  • Lead aVR — is normally all negative (negative P wave, QRS and T wave as seen in Figure-2). Global negativity for lead aVR is logical given the remote right-sided location of this unipolar lead (the depolarization vector continually moves away from right-sided lead aVR under normal circumstances).
  • Lead V1 in adults — typically shows a QS or rS complex and T wave inversion (Figure-2). A QS complex may normally still be seen in lead V2 without this necessarily meaning there has been prior septal infarction. However, by lead V3 — at least some r wave should be seen under normal circumstances. Regarding T wave appearance in lead V1 — the T should normally be upright by lead V2 in adults. Persistent T wave inversion in anterior leads should prompt consideration of ischemia. NOTE: The situation is different in children — for whom anterior T wave inversion up to lead V3 (or even V4) may reflect a normal juvenile T wave pattern.
  • Leads III, aVL, aVF (as in Figure-2) — may all normally show T wave inversion and/or an isolated Q wave that is not the result of ischemia or infarction — provided that these findings are not also seen in neighboring leads.
Applying Figure-2: Returning to Figure-1 — We see an isolated Q wave and T inversion in lead III. This may be a normal finding — especially IF: i) it is isolated to this single inferior lead (as it is in Figure-1); ii) the QRS complex in lead III is predominantly negative in the lead which shows T inversion; and iii) the patient is not having new-onset chest pain.
— For more information — GO TO 
  • CLICK HERE  — to download a pdf of Section 09.0 on ST-T Wave Changes (excerpted from ECG-2014-ePub).
  • For additional Review on the Basics of assessing for Q-R-S-T Changes — lease see our ECG Blog #94 (Basic Concepts #7 ) -

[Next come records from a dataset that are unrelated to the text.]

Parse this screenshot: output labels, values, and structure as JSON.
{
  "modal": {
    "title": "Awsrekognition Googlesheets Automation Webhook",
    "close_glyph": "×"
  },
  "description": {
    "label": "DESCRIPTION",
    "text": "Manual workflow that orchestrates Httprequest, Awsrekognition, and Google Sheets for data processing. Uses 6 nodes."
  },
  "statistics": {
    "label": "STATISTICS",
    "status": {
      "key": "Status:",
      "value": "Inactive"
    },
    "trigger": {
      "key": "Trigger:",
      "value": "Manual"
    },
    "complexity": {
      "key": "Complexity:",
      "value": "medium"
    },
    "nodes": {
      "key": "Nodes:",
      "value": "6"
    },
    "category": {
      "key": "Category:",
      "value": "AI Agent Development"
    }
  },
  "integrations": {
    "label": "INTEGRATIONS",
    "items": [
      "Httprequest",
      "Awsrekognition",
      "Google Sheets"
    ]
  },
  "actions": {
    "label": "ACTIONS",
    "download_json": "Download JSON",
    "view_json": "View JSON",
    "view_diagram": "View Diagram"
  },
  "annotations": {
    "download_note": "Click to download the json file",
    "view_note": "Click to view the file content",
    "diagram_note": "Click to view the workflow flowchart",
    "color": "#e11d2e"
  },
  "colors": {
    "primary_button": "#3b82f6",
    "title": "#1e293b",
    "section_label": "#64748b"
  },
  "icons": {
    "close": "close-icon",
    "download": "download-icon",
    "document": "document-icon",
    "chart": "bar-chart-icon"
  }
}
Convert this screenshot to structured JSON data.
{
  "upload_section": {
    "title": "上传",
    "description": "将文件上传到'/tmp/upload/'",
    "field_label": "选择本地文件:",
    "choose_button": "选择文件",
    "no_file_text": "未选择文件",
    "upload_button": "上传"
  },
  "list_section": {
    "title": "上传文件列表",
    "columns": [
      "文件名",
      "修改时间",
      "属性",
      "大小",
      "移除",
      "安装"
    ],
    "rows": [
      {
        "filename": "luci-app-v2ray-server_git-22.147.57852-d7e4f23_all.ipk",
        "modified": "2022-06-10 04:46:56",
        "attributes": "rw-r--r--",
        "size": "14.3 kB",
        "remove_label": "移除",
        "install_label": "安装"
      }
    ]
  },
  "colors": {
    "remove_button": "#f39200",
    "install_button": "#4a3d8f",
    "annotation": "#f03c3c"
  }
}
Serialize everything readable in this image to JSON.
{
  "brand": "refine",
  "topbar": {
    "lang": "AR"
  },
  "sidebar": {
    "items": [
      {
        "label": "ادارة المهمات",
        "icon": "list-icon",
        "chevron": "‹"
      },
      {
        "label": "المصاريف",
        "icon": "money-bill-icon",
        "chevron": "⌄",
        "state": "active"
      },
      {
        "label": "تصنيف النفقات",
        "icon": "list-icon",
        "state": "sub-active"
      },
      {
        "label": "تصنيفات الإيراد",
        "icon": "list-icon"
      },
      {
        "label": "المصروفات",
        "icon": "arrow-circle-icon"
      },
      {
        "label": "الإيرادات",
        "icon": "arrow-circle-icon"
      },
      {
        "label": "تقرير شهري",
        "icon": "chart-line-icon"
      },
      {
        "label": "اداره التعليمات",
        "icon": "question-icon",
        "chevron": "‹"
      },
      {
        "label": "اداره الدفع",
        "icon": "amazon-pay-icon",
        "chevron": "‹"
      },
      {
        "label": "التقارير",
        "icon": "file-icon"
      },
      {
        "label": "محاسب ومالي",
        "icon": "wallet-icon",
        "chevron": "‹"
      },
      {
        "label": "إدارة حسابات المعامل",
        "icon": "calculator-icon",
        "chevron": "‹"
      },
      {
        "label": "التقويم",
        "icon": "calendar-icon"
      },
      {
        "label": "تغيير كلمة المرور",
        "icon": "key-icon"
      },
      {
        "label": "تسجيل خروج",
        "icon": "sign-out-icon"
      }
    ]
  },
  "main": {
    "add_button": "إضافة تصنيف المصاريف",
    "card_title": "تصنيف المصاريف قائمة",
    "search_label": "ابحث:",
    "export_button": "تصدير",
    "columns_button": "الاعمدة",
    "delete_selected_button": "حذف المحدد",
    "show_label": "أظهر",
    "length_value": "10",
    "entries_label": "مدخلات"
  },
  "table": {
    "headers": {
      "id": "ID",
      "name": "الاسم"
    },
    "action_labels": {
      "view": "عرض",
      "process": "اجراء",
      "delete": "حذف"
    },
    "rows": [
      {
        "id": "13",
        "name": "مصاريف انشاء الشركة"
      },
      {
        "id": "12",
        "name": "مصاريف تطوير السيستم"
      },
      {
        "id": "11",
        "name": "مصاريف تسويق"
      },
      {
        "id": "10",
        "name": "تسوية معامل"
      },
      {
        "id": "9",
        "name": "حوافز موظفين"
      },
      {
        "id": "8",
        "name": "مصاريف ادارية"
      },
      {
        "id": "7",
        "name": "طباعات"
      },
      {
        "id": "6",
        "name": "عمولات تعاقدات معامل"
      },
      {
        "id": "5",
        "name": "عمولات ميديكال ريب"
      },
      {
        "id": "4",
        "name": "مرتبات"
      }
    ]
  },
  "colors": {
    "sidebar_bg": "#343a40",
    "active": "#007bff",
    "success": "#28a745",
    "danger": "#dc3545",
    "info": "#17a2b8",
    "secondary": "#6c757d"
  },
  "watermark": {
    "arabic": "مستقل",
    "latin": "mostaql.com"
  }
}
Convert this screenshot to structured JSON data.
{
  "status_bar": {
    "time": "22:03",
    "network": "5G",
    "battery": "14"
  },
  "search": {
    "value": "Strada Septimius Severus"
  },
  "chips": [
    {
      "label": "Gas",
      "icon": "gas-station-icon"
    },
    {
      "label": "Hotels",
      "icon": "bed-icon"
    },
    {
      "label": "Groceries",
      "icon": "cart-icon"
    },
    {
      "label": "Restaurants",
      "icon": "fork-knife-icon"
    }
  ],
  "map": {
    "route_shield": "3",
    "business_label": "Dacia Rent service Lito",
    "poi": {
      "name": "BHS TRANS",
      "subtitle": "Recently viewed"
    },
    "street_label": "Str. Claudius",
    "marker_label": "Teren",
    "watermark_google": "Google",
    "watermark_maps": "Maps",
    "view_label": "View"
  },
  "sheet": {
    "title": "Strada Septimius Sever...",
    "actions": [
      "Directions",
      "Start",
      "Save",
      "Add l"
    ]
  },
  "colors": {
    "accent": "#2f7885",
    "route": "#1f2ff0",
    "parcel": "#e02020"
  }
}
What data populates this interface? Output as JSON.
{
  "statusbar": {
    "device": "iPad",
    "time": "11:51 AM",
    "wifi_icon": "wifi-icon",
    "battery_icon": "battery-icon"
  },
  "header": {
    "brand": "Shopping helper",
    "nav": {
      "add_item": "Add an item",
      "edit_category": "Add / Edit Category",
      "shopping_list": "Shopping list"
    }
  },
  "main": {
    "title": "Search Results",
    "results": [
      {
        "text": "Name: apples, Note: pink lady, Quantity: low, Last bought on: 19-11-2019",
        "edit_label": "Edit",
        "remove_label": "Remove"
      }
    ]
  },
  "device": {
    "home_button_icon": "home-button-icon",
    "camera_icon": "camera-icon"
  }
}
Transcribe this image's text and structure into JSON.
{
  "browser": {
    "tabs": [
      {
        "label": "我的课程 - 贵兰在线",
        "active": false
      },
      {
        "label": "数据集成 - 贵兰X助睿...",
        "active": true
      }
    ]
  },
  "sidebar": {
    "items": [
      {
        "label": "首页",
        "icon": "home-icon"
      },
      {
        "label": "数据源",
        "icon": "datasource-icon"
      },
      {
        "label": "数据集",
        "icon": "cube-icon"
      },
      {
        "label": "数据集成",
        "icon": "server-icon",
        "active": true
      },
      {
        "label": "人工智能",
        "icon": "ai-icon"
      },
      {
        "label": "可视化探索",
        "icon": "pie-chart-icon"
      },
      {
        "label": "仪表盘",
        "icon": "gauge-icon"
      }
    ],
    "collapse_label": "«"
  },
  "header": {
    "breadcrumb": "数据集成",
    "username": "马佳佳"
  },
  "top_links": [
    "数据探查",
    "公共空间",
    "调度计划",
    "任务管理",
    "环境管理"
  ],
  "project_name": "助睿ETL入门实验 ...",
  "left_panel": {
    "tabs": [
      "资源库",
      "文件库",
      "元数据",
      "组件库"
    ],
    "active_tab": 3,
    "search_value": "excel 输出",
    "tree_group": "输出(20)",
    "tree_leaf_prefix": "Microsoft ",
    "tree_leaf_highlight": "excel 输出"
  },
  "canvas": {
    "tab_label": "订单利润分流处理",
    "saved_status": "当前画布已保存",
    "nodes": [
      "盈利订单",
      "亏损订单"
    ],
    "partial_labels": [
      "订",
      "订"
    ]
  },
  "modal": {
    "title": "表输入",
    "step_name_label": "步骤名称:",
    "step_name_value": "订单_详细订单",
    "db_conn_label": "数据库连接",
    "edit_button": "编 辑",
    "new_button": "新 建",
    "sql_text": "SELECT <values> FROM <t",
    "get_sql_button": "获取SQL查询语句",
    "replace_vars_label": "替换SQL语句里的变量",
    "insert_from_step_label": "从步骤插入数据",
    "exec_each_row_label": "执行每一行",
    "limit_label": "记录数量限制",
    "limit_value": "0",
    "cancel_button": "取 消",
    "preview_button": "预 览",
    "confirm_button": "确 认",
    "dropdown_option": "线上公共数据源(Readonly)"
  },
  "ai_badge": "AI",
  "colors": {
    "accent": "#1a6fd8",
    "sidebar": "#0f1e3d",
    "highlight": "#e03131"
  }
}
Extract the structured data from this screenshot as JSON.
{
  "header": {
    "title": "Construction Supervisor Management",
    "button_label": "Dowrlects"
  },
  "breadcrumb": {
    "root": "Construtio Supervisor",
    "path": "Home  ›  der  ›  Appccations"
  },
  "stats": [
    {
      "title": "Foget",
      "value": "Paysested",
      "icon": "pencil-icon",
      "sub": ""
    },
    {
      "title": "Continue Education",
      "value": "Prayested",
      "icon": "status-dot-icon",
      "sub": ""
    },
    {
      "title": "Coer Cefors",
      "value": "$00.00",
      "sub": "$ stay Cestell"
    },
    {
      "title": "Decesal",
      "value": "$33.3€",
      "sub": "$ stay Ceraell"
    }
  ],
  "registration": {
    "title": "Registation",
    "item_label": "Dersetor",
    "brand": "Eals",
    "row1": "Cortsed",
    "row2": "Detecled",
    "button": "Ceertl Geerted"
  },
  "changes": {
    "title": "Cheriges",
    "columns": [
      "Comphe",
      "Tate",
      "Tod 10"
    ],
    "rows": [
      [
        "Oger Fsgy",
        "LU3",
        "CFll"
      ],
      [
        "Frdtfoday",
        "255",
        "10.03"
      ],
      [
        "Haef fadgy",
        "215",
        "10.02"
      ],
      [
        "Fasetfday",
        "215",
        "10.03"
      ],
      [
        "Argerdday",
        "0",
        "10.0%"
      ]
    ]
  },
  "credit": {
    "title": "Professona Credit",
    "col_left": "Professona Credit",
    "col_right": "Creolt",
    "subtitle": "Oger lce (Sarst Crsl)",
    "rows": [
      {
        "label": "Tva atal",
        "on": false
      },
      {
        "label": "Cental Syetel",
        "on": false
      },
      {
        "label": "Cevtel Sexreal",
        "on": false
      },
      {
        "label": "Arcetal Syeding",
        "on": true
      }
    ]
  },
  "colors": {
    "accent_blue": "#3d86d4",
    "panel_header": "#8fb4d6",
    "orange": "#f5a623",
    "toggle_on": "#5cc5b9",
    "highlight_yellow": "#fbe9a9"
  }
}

  • Please check out my Comment 1183 on the ECG Guru for additional illustration of how isolated findings in one of the above limb leads is generally "benign".